I was born to appreciate technology. As a child of the 1950s and '60s, I saw how to work the hard way, forking silage and scooping manure by hand. I wasn't born at the right time to use technology – much of it, even how to use it, let alone how it works, is far beyond me. But it fascinated me nonetheless.
Perhaps no ag technology has caught my eye and made me laugh and say, "why didn't I think of that" more than the pint-sized Lely robotic sweeper in the free-stall barn at Dave and Lance Sommers farm near Berne.
The Sommers family will help host the Indiana Farm Management Tour on June 23-24 in Jay and Adams County. This tour will also feature the 2015 Master Farmer award ceremonies as part of the tour's evening program.
Lance Sommers had just shown me his robotic milkers, quite great technology in its own right. One cow he drove in to demonstrate – only about 7% don't figure out how to go in on their own – likes to kick at the milkers. It brought back memories of cows on our small dairy that liked to prance and kick.
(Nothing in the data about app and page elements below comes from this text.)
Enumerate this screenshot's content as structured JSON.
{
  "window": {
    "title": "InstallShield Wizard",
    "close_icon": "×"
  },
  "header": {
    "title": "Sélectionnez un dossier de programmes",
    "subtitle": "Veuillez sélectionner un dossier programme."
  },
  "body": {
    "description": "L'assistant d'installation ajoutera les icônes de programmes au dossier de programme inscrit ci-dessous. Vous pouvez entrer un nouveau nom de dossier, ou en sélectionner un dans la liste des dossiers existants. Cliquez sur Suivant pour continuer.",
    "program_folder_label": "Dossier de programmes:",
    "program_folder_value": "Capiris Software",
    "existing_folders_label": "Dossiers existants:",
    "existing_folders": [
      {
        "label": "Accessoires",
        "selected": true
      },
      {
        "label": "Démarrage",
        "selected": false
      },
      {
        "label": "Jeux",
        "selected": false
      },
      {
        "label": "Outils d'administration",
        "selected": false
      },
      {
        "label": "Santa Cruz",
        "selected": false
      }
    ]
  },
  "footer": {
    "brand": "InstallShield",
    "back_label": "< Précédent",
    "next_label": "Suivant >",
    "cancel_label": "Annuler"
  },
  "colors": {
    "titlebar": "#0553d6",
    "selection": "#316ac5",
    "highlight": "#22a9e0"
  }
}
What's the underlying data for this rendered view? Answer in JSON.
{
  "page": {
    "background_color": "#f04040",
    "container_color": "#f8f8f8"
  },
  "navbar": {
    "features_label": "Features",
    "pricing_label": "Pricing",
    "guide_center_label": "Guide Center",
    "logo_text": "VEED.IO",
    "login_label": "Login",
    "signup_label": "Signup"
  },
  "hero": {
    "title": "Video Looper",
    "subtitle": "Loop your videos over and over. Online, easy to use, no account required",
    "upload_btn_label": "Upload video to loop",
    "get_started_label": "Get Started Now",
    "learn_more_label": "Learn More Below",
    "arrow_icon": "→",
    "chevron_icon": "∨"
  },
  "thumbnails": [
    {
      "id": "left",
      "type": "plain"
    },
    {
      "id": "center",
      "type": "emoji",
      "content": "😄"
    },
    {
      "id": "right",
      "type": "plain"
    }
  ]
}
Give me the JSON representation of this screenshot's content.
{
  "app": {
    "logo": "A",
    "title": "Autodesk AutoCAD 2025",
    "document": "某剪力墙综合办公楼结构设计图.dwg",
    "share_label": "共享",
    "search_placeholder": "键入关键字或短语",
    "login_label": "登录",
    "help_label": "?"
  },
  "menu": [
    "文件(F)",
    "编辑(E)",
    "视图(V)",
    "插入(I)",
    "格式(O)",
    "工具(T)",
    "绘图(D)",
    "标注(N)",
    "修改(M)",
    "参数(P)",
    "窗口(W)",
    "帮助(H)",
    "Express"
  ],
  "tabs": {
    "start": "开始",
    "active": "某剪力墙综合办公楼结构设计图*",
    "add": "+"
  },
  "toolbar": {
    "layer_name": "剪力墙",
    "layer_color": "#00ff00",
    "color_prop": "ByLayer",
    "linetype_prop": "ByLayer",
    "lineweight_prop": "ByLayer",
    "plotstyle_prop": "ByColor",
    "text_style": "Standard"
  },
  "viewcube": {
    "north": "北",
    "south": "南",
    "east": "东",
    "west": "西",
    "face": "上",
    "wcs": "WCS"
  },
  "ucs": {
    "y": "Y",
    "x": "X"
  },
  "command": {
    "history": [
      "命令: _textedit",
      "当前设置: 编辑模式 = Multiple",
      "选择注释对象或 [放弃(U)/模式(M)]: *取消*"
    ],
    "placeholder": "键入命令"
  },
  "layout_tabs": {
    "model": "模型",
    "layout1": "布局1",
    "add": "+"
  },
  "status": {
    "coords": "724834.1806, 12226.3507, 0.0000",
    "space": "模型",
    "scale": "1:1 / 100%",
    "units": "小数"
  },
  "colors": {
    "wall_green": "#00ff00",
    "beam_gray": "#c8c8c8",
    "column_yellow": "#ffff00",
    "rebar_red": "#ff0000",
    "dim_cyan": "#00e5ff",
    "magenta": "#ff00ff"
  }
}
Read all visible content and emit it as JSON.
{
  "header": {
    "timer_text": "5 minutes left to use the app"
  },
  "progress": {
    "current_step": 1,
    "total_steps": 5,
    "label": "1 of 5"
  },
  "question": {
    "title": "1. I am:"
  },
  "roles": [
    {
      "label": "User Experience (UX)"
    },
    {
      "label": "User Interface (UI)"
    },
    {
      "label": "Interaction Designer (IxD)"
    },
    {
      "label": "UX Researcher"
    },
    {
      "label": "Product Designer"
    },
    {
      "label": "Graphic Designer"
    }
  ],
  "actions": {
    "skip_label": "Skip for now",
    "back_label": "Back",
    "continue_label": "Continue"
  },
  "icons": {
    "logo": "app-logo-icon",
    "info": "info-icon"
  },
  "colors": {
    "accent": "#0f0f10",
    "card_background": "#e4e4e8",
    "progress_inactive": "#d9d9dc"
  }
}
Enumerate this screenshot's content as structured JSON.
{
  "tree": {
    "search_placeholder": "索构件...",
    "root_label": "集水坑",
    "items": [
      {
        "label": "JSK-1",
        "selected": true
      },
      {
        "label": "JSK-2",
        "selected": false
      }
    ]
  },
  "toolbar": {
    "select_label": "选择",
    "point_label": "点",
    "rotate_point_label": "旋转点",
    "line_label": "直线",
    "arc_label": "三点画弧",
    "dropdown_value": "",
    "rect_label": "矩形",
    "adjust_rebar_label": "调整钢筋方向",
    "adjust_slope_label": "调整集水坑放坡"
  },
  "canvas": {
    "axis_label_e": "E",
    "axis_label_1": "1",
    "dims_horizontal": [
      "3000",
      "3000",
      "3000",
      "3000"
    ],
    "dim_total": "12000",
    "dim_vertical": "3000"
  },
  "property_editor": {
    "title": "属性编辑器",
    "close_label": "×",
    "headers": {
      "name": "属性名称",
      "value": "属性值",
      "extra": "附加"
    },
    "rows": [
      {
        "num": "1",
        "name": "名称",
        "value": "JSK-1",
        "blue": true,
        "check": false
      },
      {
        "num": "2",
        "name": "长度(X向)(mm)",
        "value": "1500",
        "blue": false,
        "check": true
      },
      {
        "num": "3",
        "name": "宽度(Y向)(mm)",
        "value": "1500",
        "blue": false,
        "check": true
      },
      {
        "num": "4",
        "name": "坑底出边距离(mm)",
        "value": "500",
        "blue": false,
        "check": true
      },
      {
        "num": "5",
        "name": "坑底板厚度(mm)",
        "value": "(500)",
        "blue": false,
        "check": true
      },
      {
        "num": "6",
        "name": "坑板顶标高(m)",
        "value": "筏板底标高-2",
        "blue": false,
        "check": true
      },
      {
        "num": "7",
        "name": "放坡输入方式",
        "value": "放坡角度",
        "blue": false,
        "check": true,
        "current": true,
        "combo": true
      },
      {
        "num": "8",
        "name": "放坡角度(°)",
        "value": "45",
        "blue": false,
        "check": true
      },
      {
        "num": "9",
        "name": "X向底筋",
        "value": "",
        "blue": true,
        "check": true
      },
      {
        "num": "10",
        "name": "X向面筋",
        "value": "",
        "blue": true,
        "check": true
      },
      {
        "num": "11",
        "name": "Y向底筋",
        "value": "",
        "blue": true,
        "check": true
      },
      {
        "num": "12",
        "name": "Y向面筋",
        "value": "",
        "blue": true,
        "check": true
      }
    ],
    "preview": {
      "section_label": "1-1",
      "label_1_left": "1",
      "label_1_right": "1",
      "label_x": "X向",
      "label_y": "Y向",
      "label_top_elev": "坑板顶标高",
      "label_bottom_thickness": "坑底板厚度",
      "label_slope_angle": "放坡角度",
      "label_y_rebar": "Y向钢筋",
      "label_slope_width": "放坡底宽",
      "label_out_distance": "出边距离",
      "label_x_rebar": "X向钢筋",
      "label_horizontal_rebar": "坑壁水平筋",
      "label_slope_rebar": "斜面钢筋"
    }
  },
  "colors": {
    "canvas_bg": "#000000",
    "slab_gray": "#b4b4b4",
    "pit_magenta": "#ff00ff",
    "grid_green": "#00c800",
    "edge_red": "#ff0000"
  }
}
But the robot doesn't get tired and doesn't give up. Eventually, the robot wins.
Still, when I walked in the free-stall barn and saw the round, three-feet tall, robotic sweeper going up and down the aisles on its own, kicking back in feed that the cows had pushed out, it was a hoot.
My immediate thought was that this must be the twin of R2D2, the famous, lovable robot from the original Star War series.
As it turns out, this isn't even new technology. Sold by Lely, it's actually been around for a while. But it was new to me. And it eliminated someone with a tractor or skid-steer needing to push feed back over so cows can clean it up more completely.
So here's to where agriculture is headed – the future will no doubt be all about technology. I will continue to appreciate it because I know full well what it was like without it. And I'll write about it. I just may not understand it well enough to use it!